## [WHAT YOU SHOULD DO]
Show each line of the data below that has the string "充值金额" in it.

## [RECORDS TO PROCESS]
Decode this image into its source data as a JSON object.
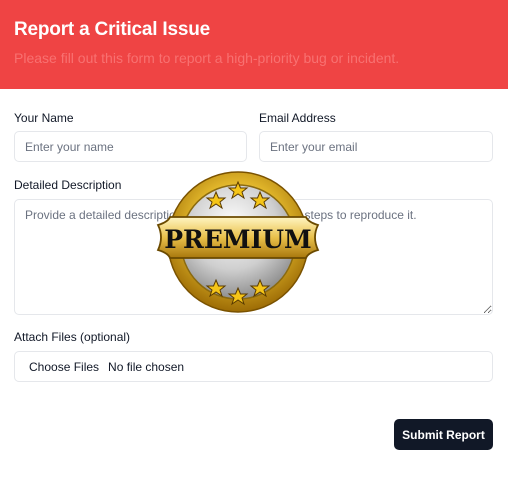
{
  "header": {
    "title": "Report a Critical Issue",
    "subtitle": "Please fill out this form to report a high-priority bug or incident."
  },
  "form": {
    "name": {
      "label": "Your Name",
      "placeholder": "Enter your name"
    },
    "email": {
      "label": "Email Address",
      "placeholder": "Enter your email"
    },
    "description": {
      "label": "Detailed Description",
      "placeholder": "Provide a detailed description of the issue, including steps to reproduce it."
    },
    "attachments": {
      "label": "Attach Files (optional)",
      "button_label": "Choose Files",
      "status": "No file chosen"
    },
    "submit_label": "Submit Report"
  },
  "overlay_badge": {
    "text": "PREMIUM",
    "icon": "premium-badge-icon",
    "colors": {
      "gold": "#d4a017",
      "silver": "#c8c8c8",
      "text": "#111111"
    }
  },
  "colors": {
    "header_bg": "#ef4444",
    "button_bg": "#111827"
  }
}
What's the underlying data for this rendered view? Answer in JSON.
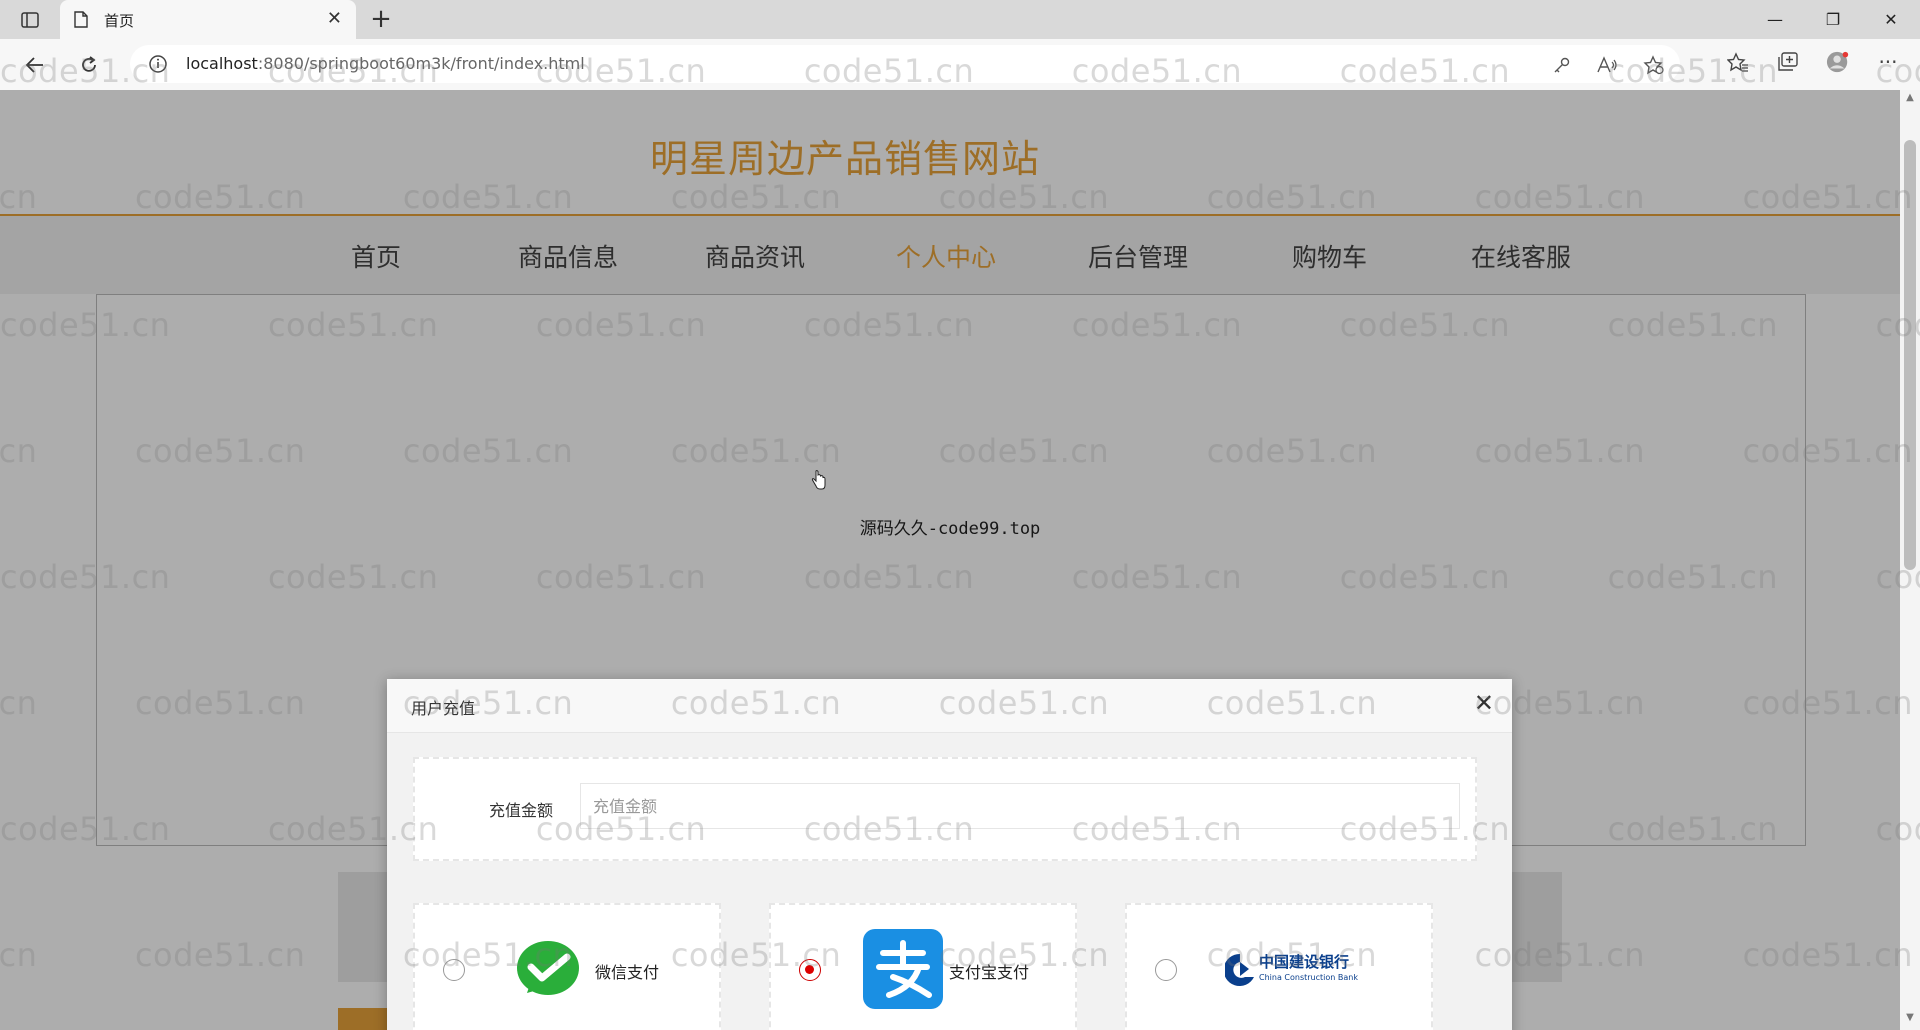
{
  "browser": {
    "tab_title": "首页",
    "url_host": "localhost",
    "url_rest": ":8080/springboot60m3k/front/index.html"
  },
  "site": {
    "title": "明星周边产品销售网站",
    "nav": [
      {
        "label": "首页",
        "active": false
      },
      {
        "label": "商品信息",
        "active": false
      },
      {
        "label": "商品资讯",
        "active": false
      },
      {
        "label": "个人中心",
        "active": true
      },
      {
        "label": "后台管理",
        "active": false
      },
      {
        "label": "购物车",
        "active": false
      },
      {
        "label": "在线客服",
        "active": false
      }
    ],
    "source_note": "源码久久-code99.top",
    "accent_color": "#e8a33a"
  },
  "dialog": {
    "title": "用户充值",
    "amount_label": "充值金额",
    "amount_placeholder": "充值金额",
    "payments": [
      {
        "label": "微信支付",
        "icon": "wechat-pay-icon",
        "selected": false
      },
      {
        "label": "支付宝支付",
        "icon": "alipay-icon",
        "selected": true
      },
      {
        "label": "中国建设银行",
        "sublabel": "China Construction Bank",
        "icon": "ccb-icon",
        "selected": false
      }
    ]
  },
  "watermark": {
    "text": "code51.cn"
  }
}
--
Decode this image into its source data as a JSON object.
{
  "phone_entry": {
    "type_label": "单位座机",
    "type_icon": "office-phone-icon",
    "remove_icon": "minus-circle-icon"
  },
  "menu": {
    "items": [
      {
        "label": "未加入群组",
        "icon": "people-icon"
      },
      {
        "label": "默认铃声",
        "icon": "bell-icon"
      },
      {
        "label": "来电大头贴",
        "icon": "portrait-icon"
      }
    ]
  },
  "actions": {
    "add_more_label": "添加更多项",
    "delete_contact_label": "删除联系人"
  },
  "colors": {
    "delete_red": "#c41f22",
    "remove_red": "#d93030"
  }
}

## [EXERCISE ANSWER]
    "amount_label": "充值金额",
    "amount_placeholder": "充值金额",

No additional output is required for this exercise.